“It’s definitely a market that’s untapped,” Brownlee said. “There’s not really a big NASCAR track here.”

But Antelman said she’s been to races at Michigan International and Chicagoland speedways, and plans to go to Daytona in the summer. For her, the races were intense.

“It’s really fast paced,” she said. “You can feel your body shaking because of the incredible power of the cars.”

Brownlee said he noticed a party atmosphere at the race he attended with some of his University of Louisville students.

“It’s not just an event where there’s tailgating before the event,” Brownlee said. “There during the event, while the event’s going. There’s tailgating after. People stay there all night.”

The sport’s drama also drew in University sophomore Teddy Thompson.

“I actually paid attention to the drama between the drivers,” Thompson said. “Once you understand the intricacies, it becomes a lot more interesting than guys just driving around.”

Sports management sophomore Chris Eckes said, however, that his major qualm about classifying NASCAR as a sport is that he thinks it doesn’t take any physical activity.

“You can talk about reflexes all you want,” Eckes said. “But at the end of the day, it’s the abilities of the car that wins.”

But Brownlee said a sport must have rules, competition and physical exertion, and NASCAR has all three.

“To be able to drive one of those cars is not as easy as it looks,” Brownlee said. “It takes split-second reaction time.”

Even NASCAR’s intensity still might not be enough to make fans out of more University students.

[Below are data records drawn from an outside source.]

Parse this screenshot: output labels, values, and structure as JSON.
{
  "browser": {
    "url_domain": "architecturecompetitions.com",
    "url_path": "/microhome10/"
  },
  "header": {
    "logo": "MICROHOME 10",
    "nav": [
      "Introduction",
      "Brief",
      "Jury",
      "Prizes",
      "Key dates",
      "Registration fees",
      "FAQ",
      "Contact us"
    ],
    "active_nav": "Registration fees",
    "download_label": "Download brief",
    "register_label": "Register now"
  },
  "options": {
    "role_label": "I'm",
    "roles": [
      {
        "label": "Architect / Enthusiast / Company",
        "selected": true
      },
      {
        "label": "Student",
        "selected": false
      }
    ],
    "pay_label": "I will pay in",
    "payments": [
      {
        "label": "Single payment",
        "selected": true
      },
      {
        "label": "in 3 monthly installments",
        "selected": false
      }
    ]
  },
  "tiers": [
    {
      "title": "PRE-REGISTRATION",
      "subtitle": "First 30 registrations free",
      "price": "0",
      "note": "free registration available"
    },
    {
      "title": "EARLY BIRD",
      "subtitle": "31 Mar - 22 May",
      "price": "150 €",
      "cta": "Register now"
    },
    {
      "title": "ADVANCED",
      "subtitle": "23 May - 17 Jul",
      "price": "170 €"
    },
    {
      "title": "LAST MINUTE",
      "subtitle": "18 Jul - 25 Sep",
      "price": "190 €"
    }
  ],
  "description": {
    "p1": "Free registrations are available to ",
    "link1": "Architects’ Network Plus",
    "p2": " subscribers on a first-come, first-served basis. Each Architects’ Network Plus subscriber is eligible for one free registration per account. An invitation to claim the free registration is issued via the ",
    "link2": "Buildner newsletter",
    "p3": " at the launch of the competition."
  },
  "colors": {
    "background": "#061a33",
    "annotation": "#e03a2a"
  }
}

“I don’t think anything could make me a NASCAR fan,” Eckes said. “If I want to go watch cars drive, I’ll go stand on the sidewalk.”